“I have never seen a group of children so eager to learn,” said Bermel. “We rehearsed for over two hours without a single incident. On breaks, the students did not rest, they practiced.”

“The girls have so much excitement to learn to play music,” said Turk. “They would rather skip their dinner and continue the lesson.”

A project of this size doesn’t succeed without outside support, and this project had that in spades. Beginning with guidance, both figurative and literal, from Dr. Jean Ngoya Kidula, professor of music at the School of Music and a Kenyan native, people and businesses far and wide have helped the project.

The group took a slew of instruments to leave with the students, including one digital piano donated by the North Dekalb Music Teachers Association, two digital pianos donated by Yamaha, violins, strings and string accessories from Ronald Sachs Violins of Lilburn, Ga., and numerous instruments from community donors.

The Royal Conservatory of Music in Canada donated a box of sheet music to the project so that the Kenyan students and UGA student teachers will be working from the same materials, Chick Piano of Athens gave the project rosin, strings, valve oil and reeds and Stripling’s General Store in Bogart, Ga., even donated shirts for the students as well as packing materials to ensure safe transport of the instruments.

So, for Taylor and Jutras, this opportunity with Moi Girls’ School is not just an opportunity to give to the people of an impoverished country, not just a chance to support the arts in a place where demand is high and resources are low, not just a resource to make their students better teachers, but a unique, unprecedented combination of the three.

“This is providing my students opportunities to instruct students they otherwise would never meet or interact with,” said Taylor. “And after the first day of teaching, our UGA graduate students were so excited at the progress the students made over the period of one day, they can not wait to get in class tomorrow.”

“It would be great to expand our online teaching and have UGA be a place where you can really get experience teaching online and doing some cutting edge stuff,” said Jutras. “We’re looking at what the future of music teaching may be and we’re preparing our students for that.”

To Jutras and Taylor, this is a project that doesn’t end when they fly home on the 21st. 

“If we do this right over the next few years, we’ll have a pre-service teaching setup that no one else in the country has, from what I’ve seen,” said Taylor.

“It’s very clear to me that this is only going to work if there’s regular face-to-face interaction,” said Jutras. “Maybe not every year, maybe once every two years or something, but I think the students need to see who we are.”

The hope is that attention from industry leaders like Yamaha and networks of music professionals will lead to finding more supporters to sustain and expand this ambitious program, but everyone involved is committed to seeing it through, whatever the cost.
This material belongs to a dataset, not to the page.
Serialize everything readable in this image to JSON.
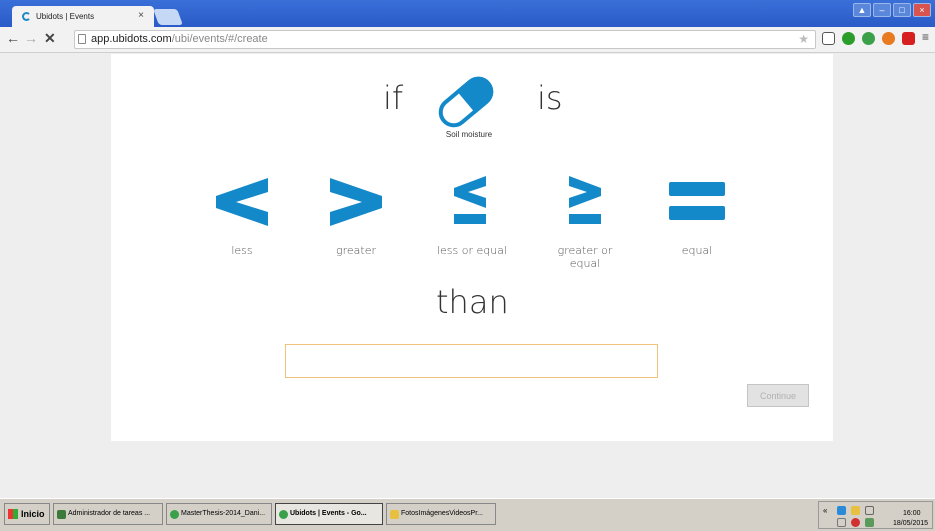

“My doctoral students have been volunteering their time to teach the Skype lessons, they paid their own way to go to Kenya, and I’m leaving a laptop computer here for the school which I wrote the check for myself,” said Jutras. “And we’re happy to do it.”

And being face-to-face with these enthusiastic students in a vibrant, welcoming environment, the group has never been more willing to give of themselves.

“One of the best moments was on my first day on campus at the Moi Girls’ School in Eldoret,” said Crystal Wu. “As we toured the facility, my students would spot me and run up to hug me as if we’re old friends. It was the first time we’ve met in person since I started teaching them.”

“I’m not sure when I’ll be physically back here again, but maybe I’m bringing home a bit of Kenya with me,” said Postle.

“Yesterday, I met a man named Simon who gave me a tour of the school,” said Torres. “After the tour, we asked him to sing us one of his native songs. His initial hesitance was short-lived, and he burst into a charismatic performance. 

“The way he sang, his excitement, his musicality, his evocative performance—I couldn’t believe it. If you were to ask Simon if he was a musician, he would have said ‘Of course not.’ But in that moment, he absolutely was a musician, and a very good one. 

“The music here lives in people.”